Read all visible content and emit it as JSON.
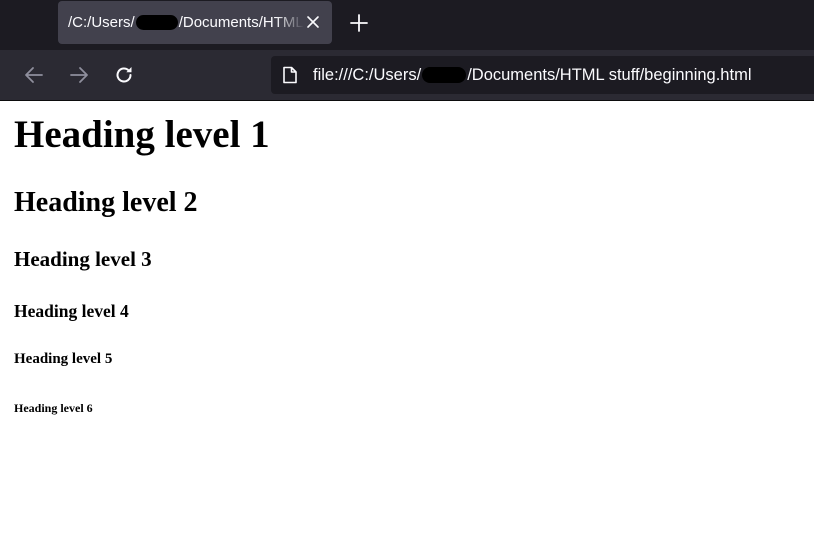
{
  "tab": {
    "title_prefix": "/C:/Users/",
    "title_suffix": "/Documents/HTML%"
  },
  "url": {
    "prefix": "file:///C:/Users/",
    "suffix": "/Documents/HTML stuff/beginning.html"
  },
  "icons": {
    "tab_close": "close-icon",
    "new_tab": "plus-icon",
    "back": "arrow-left-icon",
    "forward": "arrow-right-icon",
    "reload": "reload-icon",
    "page": "file-icon"
  },
  "headings": {
    "h1": "Heading level 1",
    "h2": "Heading level 2",
    "h3": "Heading level 3",
    "h4": "Heading level 4",
    "h5": "Heading level 5",
    "h6": "Heading level 6"
  },
  "colors": {
    "tabstrip_bg": "#1c1b22",
    "tab_selected_bg": "#42414d",
    "toolbar_bg": "#2b2a33",
    "urlbar_bg": "#1c1b22",
    "text_light": "#fbfbfe",
    "nav_disabled": "#8f8f9d",
    "page_bg": "#ffffff"
  }
}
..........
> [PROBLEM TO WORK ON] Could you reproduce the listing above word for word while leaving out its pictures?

> [RESPONSE BOX]
Read all visible content and emit it as JSON.
{
  "tab": {
    "title_prefix": "/C:/Users/",
    "title_suffix": "/Documents/HTML%"
  },
  "url": {
    "prefix": "file:///C:/Users/",
    "suffix": "/Documents/HTML stuff/beginning.html"
  },
  "icons": {
    "tab_close": "close-icon",
    "new_tab": "plus-icon",
    "back": "arrow-left-icon",
    "forward": "arrow-right-icon",
    "reload": "reload-icon",
    "page": "file-icon"
  },
  "headings": {
    "h1": "Heading level 1",
    "h2": "Heading level 2",
    "h3": "Heading level 3",
    "h4": "Heading level 4",
    "h5": "Heading level 5",
    "h6": "Heading level 6"
  },
  "colors": {
    "tabstrip_bg": "#1c1b22",
    "tab_selected_bg": "#42414d",
    "toolbar_bg": "#2b2a33",
    "urlbar_bg": "#1c1b22",
    "text_light": "#fbfbfe",
    "nav_disabled": "#8f8f9d",
    "page_bg": "#ffffff"
  }
}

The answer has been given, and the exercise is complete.